> [PROMPT]
Please write out every record exactly, but keep any images out of it.

> [GIVEN DATA]
/---

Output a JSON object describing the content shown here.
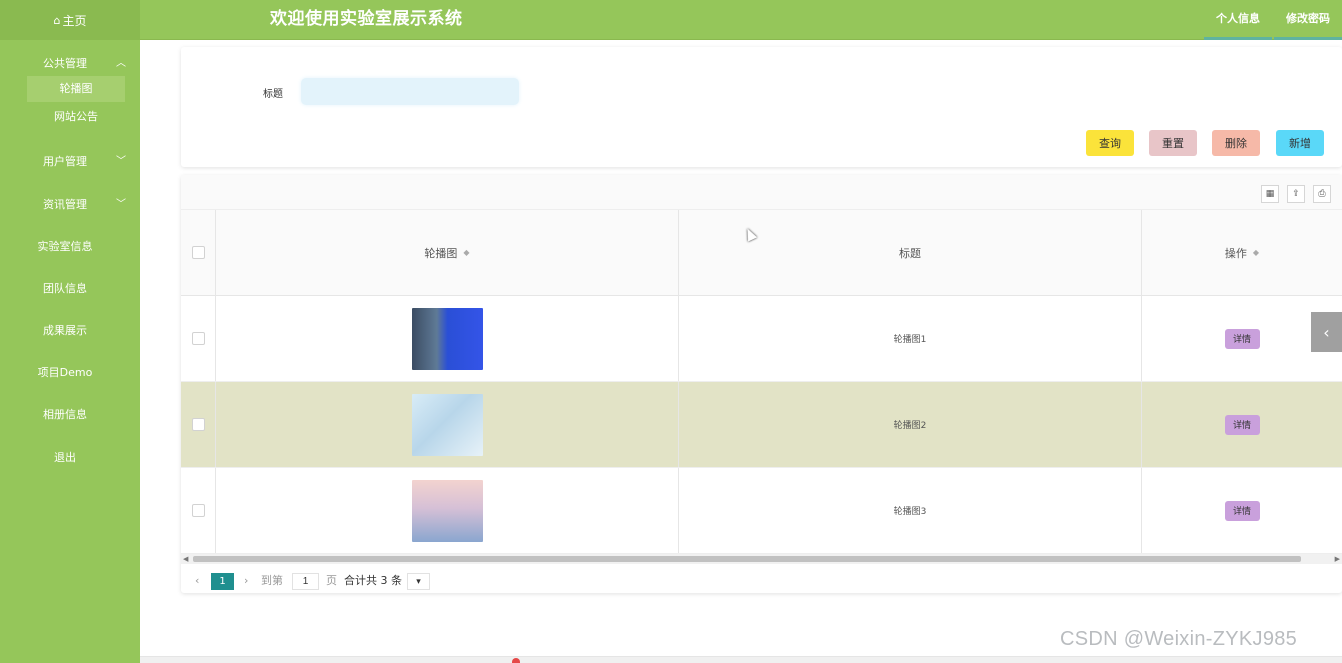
{
  "header": {
    "home_icon": "home-icon",
    "home_label": "主页",
    "app_title": "欢迎使用实验室展示系统",
    "tabs": [
      "个人信息",
      "修改密码"
    ]
  },
  "sidebar": {
    "groups": [
      {
        "label": "公共管理",
        "expanded": true,
        "children": [
          "轮播图",
          "网站公告"
        ]
      },
      {
        "label": "用户管理",
        "expanded": false
      },
      {
        "label": "资讯管理",
        "expanded": false
      }
    ],
    "items": [
      "实验室信息",
      "团队信息",
      "成果展示",
      "项目Demo",
      "相册信息",
      "退出"
    ]
  },
  "search": {
    "label": "标题",
    "value": "",
    "buttons": {
      "query": "查询",
      "reset": "重置",
      "delete": "删除",
      "add": "新增"
    }
  },
  "table": {
    "columns": [
      "轮播图",
      "标题",
      "操作"
    ],
    "rows": [
      {
        "title": "轮播图1",
        "action": "详情"
      },
      {
        "title": "轮播图2",
        "action": "详情"
      },
      {
        "title": "轮播图3",
        "action": "详情"
      }
    ]
  },
  "pagination": {
    "current_page": "1",
    "goto_label": "到第",
    "goto_value": "1",
    "page_unit": "页",
    "total_text": "合计共 3 条"
  },
  "watermark": "CSDN @Weixin-ZYKJ985",
  "colors": {
    "header_bg": "#95c65a",
    "sidebar_bg": "#95c65a",
    "highlight_row": "#e2e3c6",
    "query_btn": "#fbe33a",
    "reset_btn": "#e8c5c8",
    "delete_btn": "#f6b9a8",
    "add_btn": "#5ad8f8",
    "detail_btn": "#c9a0dc",
    "pager_active": "#1f8f8f"
  }
}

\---

> [RESPONSE TO THE EXERCISE]
Output a JSON object describing the content shown here.
{
  "header": {
    "home_icon": "home-icon",
    "home_label": "主页",
    "app_title": "欢迎使用实验室展示系统",
    "tabs": [
      "个人信息",
      "修改密码"
    ]
  },
  "sidebar": {
    "groups": [
      {
        "label": "公共管理",
        "expanded": true,
        "children": [
          "轮播图",
          "网站公告"
        ]
      },
      {
        "label": "用户管理",
        "expanded": false
      },
      {
        "label": "资讯管理",
        "expanded": false
      }
    ],
    "items": [
      "实验室信息",
      "团队信息",
      "成果展示",
      "项目Demo",
      "相册信息",
      "退出"
    ]
  },
  "search": {
    "label": "标题",
    "value": "",
    "buttons": {
      "query": "查询",
      "reset": "重置",
      "delete": "删除",
      "add": "新增"
    }
  },
  "table": {
    "columns": [
      "轮播图",
      "标题",
      "操作"
    ],
    "rows": [
      {
        "title": "轮播图1",
        "action": "详情"
      },
      {
        "title": "轮播图2",
        "action": "详情"
      },
      {
        "title": "轮播图3",
        "action": "详情"
      }
    ]
  },
  "pagination": {
    "current_page": "1",
    "goto_label": "到第",
    "goto_value": "1",
    "page_unit": "页",
    "total_text": "合计共 3 条"
  },
  "watermark": "CSDN @Weixin-ZYKJ985",
  "colors": {
    "header_bg": "#95c65a",
    "sidebar_bg": "#95c65a",
    "highlight_row": "#e2e3c6",
    "query_btn": "#fbe33a",
    "reset_btn": "#e8c5c8",
    "delete_btn": "#f6b9a8",
    "add_btn": "#5ad8f8",
    "detail_btn": "#c9a0dc",
    "pager_active": "#1f8f8f"
  }
}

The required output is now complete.